The thing about beetlenut is it puts your salivary glands into overdrive, so you have to spit a lot. And your spit comes out blood red. A lot of tourists who come to the island think there’s an outbreak of TB or something, cause everyone is hocking out mouthfuls of this stuff.

My divemaster on Yap actually chewed beetlenut while he was underwater. His excuse was that it kept him warm. He told me about one time when he had two Western divers with him and he pulled his regulator off to spit. The divers thought he’d been bit, so they freaked out and shot to the surface. He learned his lesson. Now he goes behind a rock when he needs to spit.

A lot of chewers have taken to stuffing tobacco into the nut along with the lyme. This puts them on a fast track to mouth cancer, which seems like a really fun type of cancer to have. There’s nothing quite like having your jaw removed.

My second day of diving on Chuuk wasn’t quite as cool as the first, but still pretty amazing. I saw the Shinokoku Maru, an oil tanker for the Japanese fleet that helped lead the attack on Pearl Harbor. It had absolutely amazing coral growth. I saw some gas masks and an operating table, swam through where the torpedo hit, and spotted two big grey reef sharks circling around the bow. It looked like a set from the 20,000 Leagues ride at Disneyland.

The final dive was to the Yamagiri Maru. This one had a very interesting background. It was carrying shells for a new Japanese "secret weapon" that they’d invented and tested, but never got to use in battle. It was a super-gun with bullets that were 18" in diameter. We saw them in one of the holds.

I’ve gotten very good at conserving air, and the guy who was with us that day was fairly inexperienced, so he sucked his up in only a few minutes. While Mackenzie took him to the surface, I got to spend a while hanging around down there by myself. I let all the air out of my BCD so I would sink, and I just sat on the hull looking around. It was nice to get to just be there for a while. You only get so much time in your life that you can spend sitting on the hull of a sunken WWII battleship.

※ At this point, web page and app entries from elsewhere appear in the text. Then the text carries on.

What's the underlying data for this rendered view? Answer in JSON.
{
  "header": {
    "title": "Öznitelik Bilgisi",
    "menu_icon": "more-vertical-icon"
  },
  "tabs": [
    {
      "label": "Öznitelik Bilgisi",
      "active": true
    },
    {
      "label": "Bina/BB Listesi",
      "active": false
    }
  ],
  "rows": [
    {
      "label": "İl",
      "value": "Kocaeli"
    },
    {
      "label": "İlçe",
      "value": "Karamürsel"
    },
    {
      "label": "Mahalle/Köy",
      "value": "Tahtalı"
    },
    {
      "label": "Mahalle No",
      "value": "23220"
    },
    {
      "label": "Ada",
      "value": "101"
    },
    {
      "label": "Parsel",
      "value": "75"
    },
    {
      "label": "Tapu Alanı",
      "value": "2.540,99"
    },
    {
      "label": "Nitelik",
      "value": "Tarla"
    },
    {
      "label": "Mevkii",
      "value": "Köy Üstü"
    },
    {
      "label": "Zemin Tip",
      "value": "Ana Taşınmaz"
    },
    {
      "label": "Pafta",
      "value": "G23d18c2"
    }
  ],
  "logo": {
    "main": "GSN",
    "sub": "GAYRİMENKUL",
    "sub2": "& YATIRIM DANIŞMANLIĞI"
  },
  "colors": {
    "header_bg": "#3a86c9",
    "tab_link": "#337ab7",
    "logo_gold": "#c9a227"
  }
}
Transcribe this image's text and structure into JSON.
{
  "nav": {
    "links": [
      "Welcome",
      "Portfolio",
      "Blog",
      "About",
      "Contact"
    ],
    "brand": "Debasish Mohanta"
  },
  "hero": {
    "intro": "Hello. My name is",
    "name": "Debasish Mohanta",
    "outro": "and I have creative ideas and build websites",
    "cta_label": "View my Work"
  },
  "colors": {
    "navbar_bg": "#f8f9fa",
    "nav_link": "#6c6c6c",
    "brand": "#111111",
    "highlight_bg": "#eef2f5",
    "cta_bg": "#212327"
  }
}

The rash I got on Palau has spread all over my body. I think yesterday was the worst of it. It got pretty nasty. There were patches on my knee, my stomach, my waist, my chest, and my neck. On my back it manifested as a massive breakout of pimples, which was just lovely. It didn’t hurt — just some mild itching. The hydrocortizone cream I got from the navy helped with the itching, but didn’t seem to reduce the swelling and redness. I think it’s getting better now. At least I hope so, cause if I show up in Australia looking like this, no one will go near me.

Okay, on the subject of SARS, I would like to formally announce that I’ll be extending my stay in Australia for a little while. I don’t know how long, but Kristin has cancelled her plans to meet up with me in Hong Kong, so that takes care of that decision.

The situation in Vietnam is still mild compared to the other affected cities. There are no new cases in the last few days and every indication is that they’ve got it under control, so Brad and I are still planning to meet up there in late May. I don’t know what I’ll be doing before that, though. I might just leave for Singapore in early May and give myself a couple weeks to make my way up to Bangkok for the flight to Hanoi. That would mean extending my stay in Australia by just over two weeks, which might be too much.

It was hard enough getting out of there the first time.